A former college dropout who moved to Greenwich Village in the late 1960s where she developed her skills as a beat poet, Patti Smith eventually discovered that the energetic punk music scene of the mid-1970s could work as the perfect vehicle for her controversial poetry and singing style. Having worked initially with a music critic and record store clerk named Lenny Kaye, Smith eventually formed her own band, with Kaye, keyboardist Richard Sohl, bassist Ivan Kral, and drummer Dee Jay Daugherty.

They found a home at CBGBs, and began to play there regularly. In 1976, just as The Sex Pistols were changing the face of modern music in the U.K., and as The Ramones were about to do the same stateside, Patti Smith won the attention of Arista Records prexy, Clive Davis. With punk bubbling just under the rock 'n' roll radar, Clive was looking to embrace it. The Patti Smith Group would be his first punk signing, and her debut album, Horses, remains one of the most important rock albums of all time. She became known for electrifying live performances with her band, which often played classic rock covers as a backdrop for her avant-garde poetry.

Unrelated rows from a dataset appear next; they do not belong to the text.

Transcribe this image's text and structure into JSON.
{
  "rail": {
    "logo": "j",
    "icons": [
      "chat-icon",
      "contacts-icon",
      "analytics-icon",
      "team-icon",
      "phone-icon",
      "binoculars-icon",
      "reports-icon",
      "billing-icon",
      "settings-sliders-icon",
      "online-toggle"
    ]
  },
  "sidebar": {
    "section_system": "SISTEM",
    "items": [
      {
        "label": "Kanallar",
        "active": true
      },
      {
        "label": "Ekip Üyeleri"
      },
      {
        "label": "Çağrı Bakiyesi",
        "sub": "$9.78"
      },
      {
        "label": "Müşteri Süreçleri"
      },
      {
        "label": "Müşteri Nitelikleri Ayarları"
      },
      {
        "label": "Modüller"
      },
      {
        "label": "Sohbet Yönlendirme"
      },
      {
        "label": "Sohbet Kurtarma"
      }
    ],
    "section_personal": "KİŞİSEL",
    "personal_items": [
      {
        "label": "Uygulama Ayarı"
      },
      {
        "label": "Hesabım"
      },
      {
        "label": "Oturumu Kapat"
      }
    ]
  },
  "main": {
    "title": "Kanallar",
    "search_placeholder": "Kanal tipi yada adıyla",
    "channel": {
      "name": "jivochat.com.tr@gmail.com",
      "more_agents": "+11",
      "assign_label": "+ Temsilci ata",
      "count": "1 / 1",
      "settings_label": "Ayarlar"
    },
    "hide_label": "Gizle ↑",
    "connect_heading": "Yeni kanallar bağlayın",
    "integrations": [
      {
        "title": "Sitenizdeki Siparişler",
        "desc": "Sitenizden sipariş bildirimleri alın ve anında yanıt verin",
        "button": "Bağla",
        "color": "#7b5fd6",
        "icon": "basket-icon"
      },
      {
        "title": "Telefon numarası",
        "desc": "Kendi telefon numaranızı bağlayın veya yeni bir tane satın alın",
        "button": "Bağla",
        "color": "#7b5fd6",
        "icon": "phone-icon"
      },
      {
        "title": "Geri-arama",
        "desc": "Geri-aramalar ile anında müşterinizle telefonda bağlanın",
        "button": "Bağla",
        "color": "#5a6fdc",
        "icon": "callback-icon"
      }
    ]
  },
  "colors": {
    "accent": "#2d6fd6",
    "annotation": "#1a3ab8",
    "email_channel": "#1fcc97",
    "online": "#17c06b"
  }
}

Although Smith remained a cutting-edge artist, her work with the Patti Smith Group eventually became predictable and she dropped out of music in the 1980s to marry former MC5 guitarist Fred "Sonic" Smith and raise a family. She has returned to touring and recording sporadically since marrying Smith in 1980, but her life took an unexpected twist when he died suddenly of a heart attack in 1994. To help deal with her grief, she returned to writing and recording, and in 2004, returned to the road with a revamped version of the Patti Smith Group.